Inside the chamber, United Russia faction leader Andrei Vorobyev defended the bill as a measure designed to “make rallies civilized and ensure people’s safety.”

But Gennady Gudkov, a lawmaker from the opposition party A Just Russia – which holds 64 seats – warned it would put the country on a path towards civil war and “massive repression.”

He said the legislation amounted to an annulment of article 31 of the Russian Constitution, which states that Russian citizens “shall have the right to assemble peacefully, without weapons, hold rallies, meetings and demonstrations, marches and pickets.”

The Communist Party, the second largest in the State Duma with 92 seats, also opposed the bill. Party leader Gennady Zyuganov earlier called it “deeply provocative.”

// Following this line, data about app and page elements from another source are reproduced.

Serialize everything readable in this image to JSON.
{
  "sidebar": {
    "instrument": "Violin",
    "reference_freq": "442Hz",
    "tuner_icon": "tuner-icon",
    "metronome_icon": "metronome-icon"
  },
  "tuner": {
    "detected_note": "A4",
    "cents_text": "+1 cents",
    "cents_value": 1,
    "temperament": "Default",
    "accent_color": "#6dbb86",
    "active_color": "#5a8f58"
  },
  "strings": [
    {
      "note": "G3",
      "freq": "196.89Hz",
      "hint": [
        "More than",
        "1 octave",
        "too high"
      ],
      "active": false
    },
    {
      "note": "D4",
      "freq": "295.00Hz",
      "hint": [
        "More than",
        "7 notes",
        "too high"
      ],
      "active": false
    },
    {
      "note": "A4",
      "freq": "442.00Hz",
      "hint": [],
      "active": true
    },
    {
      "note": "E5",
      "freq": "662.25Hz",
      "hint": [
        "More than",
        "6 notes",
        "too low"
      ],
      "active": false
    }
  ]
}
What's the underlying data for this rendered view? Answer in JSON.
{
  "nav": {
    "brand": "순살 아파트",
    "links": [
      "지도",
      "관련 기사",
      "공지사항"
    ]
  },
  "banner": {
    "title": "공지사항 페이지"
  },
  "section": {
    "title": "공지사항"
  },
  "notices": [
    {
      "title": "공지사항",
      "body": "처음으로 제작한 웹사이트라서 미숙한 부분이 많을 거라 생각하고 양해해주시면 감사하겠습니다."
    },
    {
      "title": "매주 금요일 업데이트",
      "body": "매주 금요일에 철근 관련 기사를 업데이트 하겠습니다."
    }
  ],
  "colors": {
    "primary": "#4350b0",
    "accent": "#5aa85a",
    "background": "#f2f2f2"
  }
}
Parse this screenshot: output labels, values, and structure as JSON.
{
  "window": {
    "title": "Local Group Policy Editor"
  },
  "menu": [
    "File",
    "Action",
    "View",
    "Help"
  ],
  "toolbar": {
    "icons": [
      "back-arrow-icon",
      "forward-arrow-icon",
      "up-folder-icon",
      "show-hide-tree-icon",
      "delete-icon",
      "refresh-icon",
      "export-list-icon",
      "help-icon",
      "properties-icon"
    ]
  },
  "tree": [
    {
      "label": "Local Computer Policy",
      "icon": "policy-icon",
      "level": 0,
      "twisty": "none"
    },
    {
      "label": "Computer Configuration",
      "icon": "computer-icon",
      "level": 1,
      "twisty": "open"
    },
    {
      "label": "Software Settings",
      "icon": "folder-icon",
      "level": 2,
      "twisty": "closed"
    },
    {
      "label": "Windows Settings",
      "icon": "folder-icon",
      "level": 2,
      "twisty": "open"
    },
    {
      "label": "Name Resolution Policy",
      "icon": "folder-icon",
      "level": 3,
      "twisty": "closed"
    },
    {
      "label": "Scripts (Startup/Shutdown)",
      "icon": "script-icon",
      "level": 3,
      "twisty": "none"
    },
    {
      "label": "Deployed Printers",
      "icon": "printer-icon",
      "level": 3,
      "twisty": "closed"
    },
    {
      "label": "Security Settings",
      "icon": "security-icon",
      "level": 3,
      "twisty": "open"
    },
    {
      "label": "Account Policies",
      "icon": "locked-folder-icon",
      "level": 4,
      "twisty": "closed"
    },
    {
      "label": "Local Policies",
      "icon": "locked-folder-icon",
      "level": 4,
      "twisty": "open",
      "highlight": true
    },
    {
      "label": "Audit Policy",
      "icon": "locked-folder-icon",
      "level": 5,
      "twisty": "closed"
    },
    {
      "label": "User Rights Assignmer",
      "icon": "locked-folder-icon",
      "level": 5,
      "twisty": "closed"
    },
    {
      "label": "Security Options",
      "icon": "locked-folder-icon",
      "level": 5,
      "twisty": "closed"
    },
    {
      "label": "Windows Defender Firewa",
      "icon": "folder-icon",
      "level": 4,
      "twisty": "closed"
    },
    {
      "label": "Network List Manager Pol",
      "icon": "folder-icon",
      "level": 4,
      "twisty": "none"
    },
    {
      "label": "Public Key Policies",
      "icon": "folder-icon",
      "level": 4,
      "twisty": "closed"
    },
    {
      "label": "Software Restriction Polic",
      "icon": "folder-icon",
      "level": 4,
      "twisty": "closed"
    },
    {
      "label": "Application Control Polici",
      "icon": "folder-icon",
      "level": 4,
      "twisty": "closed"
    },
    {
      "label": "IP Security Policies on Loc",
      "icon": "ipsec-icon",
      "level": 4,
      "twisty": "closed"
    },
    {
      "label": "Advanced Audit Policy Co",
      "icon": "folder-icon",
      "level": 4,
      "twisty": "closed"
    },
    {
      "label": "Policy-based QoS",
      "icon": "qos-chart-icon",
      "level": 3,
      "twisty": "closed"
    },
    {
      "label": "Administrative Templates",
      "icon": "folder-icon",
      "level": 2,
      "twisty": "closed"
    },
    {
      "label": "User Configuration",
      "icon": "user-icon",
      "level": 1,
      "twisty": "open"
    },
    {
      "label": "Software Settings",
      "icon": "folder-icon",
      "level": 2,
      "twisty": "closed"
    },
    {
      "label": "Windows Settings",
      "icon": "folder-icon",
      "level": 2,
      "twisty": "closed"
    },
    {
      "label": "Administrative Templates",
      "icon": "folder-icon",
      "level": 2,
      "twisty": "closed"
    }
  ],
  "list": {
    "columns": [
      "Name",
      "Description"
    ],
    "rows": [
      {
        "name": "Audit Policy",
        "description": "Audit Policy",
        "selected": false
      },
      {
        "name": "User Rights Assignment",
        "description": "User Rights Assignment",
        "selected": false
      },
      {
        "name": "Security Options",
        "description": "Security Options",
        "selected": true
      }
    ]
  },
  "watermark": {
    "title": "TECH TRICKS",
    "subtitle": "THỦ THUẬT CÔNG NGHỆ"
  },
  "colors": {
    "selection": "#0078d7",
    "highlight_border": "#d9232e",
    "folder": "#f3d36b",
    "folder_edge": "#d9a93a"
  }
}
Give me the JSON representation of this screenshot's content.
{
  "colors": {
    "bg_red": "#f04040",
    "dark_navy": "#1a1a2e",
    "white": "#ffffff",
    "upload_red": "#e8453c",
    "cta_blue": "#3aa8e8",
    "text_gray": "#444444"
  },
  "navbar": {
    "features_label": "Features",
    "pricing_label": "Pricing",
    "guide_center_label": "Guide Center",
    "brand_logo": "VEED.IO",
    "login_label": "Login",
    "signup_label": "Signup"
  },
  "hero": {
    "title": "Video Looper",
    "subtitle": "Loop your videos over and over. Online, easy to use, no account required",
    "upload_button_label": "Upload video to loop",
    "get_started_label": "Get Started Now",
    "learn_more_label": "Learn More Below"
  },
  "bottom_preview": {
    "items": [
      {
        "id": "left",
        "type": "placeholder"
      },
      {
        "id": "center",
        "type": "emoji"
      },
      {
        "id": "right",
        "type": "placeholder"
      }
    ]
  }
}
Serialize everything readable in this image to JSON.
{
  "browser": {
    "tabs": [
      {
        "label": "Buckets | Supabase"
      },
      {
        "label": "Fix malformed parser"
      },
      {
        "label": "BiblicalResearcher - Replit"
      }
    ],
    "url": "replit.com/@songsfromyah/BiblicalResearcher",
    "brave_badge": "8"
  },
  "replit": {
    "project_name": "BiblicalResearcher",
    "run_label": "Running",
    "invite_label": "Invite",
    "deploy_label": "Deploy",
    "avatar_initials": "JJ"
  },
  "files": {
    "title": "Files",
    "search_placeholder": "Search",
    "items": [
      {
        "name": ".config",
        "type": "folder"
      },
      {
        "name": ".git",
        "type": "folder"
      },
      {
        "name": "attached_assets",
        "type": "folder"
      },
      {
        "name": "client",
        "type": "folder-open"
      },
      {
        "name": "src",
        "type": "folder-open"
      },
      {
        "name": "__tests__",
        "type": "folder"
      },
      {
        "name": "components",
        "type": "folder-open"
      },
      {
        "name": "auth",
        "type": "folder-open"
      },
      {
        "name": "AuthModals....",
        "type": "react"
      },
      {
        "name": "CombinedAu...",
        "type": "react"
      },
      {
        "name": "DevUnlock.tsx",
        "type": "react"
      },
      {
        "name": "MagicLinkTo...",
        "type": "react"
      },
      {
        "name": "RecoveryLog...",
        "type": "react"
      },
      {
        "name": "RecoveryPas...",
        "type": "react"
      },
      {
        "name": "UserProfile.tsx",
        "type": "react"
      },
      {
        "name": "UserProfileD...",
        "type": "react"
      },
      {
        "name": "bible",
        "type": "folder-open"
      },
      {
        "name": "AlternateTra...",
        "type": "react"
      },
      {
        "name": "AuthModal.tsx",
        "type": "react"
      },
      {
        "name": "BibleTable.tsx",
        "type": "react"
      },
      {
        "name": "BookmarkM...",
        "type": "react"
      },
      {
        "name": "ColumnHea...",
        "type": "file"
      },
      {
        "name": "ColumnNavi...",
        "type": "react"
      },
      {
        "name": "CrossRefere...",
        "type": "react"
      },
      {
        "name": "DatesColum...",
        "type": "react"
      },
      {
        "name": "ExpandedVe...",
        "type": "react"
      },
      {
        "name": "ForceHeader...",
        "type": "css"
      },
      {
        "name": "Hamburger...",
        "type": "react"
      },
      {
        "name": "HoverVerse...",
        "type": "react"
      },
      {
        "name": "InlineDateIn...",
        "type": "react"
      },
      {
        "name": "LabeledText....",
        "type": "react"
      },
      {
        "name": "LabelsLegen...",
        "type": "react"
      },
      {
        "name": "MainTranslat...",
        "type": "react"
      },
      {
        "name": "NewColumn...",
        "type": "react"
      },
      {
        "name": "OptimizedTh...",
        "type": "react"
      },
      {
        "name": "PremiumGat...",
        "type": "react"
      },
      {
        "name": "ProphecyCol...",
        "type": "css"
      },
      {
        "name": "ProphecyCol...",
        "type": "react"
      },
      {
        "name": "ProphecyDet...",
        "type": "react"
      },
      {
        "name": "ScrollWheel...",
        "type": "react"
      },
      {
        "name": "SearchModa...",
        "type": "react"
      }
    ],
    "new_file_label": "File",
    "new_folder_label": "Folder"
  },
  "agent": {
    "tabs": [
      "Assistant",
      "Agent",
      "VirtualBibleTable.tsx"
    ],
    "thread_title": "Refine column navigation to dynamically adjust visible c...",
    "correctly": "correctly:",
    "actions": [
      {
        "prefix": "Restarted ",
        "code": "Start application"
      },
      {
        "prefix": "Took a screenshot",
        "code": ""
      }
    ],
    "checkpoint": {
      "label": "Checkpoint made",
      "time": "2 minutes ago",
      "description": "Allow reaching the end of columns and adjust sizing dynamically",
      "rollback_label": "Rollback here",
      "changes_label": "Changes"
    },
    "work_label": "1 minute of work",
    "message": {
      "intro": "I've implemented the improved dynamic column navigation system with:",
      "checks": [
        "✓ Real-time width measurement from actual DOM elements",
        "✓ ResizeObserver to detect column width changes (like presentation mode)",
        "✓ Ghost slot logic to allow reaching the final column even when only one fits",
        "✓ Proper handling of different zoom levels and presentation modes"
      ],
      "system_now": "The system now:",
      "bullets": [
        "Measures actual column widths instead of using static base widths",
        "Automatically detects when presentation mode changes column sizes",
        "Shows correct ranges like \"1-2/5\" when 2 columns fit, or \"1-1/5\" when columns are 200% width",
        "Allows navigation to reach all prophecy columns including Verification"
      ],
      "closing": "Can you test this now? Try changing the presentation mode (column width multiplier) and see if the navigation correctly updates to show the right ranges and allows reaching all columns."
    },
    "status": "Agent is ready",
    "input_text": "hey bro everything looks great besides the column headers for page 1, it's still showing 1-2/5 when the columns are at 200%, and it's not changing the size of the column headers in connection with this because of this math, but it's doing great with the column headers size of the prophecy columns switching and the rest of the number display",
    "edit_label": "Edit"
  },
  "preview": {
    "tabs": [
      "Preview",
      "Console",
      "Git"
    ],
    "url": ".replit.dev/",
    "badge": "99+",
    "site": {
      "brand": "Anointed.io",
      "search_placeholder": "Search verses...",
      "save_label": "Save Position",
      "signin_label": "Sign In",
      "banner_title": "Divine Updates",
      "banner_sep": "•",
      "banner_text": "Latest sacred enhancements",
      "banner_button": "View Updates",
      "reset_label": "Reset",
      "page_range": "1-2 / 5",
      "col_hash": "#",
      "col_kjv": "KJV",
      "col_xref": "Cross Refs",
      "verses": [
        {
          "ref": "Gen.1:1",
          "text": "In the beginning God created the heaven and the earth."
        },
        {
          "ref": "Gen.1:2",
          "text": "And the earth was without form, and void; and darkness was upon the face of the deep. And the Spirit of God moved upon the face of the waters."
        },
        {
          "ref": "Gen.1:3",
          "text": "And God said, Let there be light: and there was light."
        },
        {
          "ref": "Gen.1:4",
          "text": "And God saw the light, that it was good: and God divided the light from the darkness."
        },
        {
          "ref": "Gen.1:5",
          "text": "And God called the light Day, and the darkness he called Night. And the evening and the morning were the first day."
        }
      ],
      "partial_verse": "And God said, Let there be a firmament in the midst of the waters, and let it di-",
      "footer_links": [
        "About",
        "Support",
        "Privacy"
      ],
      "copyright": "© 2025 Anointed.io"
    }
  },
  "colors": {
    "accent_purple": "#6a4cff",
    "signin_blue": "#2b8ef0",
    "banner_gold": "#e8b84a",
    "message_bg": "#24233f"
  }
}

Even a council set up during the tenure of former President Dmitry Medvedev to advise the Kremlin on human rights issues has voiced concerns, indicating it would ask Putin to veto the legislation if passed.

Targeting abusers

Sergei Magnitsky, an attorney for a Western private equity fund, alleged tax fraud worth hundreds of millions of dollars by Russian tax and law enforcement officials and was then himself arrested and accused of tax evasion and fraud. He died in custody, after allegedly being beaten and denied medical treatment.

The bill named for him before the U.S. Congress would impose a visa ban and asset freeze against Russian officials suspected of involvement in his death.

The Senate version extends the provisions beyond that specific case, to cover officials “responsible for extrajudicial killings, torture, or other gross violations” against human rights advocates and whistleblowers.

Some supporters want the measure to become law before the administration normalizes trade relations with Moscow, following its approval last December of Russia’s accession to the World Trade Organization (WTO).

In order for U.S. exporters to benefit from Russia’s WTO accession, Congress is being asked to repeal the application to Russia of the Jackson-Vanik amendment, a Cold War-era provision that linked trade to free emigration for Jews and other religious minorities.

Without its repeal, U.S. companies would be placed at a disadvantage even as other countries were benefiting from increased access to the Russian economy.

Some critics of the Kremlin say repeal should only come after appropriate alternative legislation is enacted.

Rep. Ileana Ros-Lehtinen (R-Fla.), chairman of the House Foreign Affairs Committee, said at a hearing last March that it was time “to stop giving Moscow one concession after another and getting virtually nothing in return.”

“That [Jackson-Vanik] amendment has long been a symbol of U.S. commitment to human rights and democracy in Russia,” she said. “Removing Russia from its provisions would be interpreted in Moscow and elsewhere as a seal of approval from the U.S. Congress, even as the human rights situation in Russia continues to deteriorate.”

Heritage Foundation scholar Ariel Cohen wrote Tuesday that “the U.S. needs to take new measures to protect human rights in Russia and elsewhere before moving on to normalizing trade relations with Moscow.”

“Targeted legislation like the Magnitsky Act would be an effective way to encourage Russia to respect the rights of its citizens,” he said.